Our children had a day of loose parts paradise after the previous day of watching Treescape at work on our ash tree. We knew the tree needed attention to ensure safety, but as they cut down from the top we learned its disease required the whole tree to go. The timing was perfect, as the week before the leaves were green, and earlier last week, children watched mesmerising clouds of yellow leaves drifting down to rest on a golden autumnal carpet over our soft-fall area.
From our dining room picture window, we could see the logs falling to the ground faster than the sawdust, and as some children went home, they could see branches disappear into the commercial mulcher out on the street. By nightfall, all that remained was a stump and a great deal of wood.
Ko te po te kaihari i te ra
Ko te mate te kaihari i te oranga
Night is the bringer of day
Death is the bringer of life
(Na Te Whiti me Tohu)
In the morning, teachers checked the giant pile for stability and then it was the best place for climbing! Children were brought together with this common attraction that lasted all day. Some reached the top after seconds, and others grew their confidence by watching and had a go later. Children were also involved in transporting some lighter wood to a new log path, and a pile for firewood chopping, while others collected little sticks to build an imaginary fire or squirrelled away smaller logs for myriad types of future play. Children added to their working theories about transporting large objects by using trial and error, comparing, for example, whether logs were more easily moved alone or with a friend or two, and by carrying or rolling. Others played with small world animals and wood in a large tray of the freshest sawdust.
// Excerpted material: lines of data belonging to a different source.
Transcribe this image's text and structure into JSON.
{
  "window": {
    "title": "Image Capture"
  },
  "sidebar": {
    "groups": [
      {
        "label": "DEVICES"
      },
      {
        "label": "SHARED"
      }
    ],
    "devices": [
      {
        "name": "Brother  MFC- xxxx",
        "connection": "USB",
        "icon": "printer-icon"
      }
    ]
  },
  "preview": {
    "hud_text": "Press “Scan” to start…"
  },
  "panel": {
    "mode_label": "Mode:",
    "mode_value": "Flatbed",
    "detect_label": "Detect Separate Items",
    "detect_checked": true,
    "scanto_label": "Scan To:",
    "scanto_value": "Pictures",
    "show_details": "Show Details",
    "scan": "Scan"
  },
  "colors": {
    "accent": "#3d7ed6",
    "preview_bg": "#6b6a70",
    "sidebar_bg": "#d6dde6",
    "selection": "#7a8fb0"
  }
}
How awesome to see these learning experiences rise from the loss of a tree that had seen several generations of children through this place.